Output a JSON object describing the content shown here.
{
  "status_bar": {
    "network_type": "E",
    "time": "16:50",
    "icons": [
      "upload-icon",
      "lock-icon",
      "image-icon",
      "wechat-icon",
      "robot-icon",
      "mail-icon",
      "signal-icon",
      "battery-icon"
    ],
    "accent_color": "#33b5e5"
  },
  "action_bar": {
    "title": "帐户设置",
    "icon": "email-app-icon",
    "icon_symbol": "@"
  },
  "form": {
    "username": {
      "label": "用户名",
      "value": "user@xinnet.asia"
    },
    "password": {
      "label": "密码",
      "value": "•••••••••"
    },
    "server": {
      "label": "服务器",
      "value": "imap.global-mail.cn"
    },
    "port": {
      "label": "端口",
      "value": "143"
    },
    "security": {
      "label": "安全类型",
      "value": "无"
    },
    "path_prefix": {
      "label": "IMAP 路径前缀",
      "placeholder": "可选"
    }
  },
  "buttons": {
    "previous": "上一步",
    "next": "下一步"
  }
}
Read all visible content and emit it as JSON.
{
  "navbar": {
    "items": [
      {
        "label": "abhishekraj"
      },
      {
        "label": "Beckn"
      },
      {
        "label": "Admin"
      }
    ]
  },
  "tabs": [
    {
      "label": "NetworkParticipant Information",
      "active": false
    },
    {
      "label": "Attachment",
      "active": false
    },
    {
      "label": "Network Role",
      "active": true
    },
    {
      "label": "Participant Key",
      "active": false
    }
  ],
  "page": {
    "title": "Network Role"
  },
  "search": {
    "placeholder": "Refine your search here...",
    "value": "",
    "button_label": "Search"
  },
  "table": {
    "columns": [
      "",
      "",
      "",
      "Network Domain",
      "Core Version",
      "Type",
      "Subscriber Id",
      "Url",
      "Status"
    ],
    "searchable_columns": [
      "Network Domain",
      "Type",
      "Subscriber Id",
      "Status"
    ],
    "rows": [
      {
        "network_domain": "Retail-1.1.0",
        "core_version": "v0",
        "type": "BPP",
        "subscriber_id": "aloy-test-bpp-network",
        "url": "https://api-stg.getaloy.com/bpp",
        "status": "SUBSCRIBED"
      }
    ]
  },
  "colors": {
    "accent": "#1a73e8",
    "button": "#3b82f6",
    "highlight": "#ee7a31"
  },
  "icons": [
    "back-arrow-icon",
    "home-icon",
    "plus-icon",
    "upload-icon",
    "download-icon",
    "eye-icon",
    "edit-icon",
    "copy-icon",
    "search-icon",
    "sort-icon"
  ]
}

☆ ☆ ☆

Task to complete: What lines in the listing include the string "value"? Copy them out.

The answer:
      "value": "user@xinnet.asia"
      "value": "•••••••••"
      "value": "imap.global-mail.cn"
      "value": "143"
      "value": "无"
    "value": "",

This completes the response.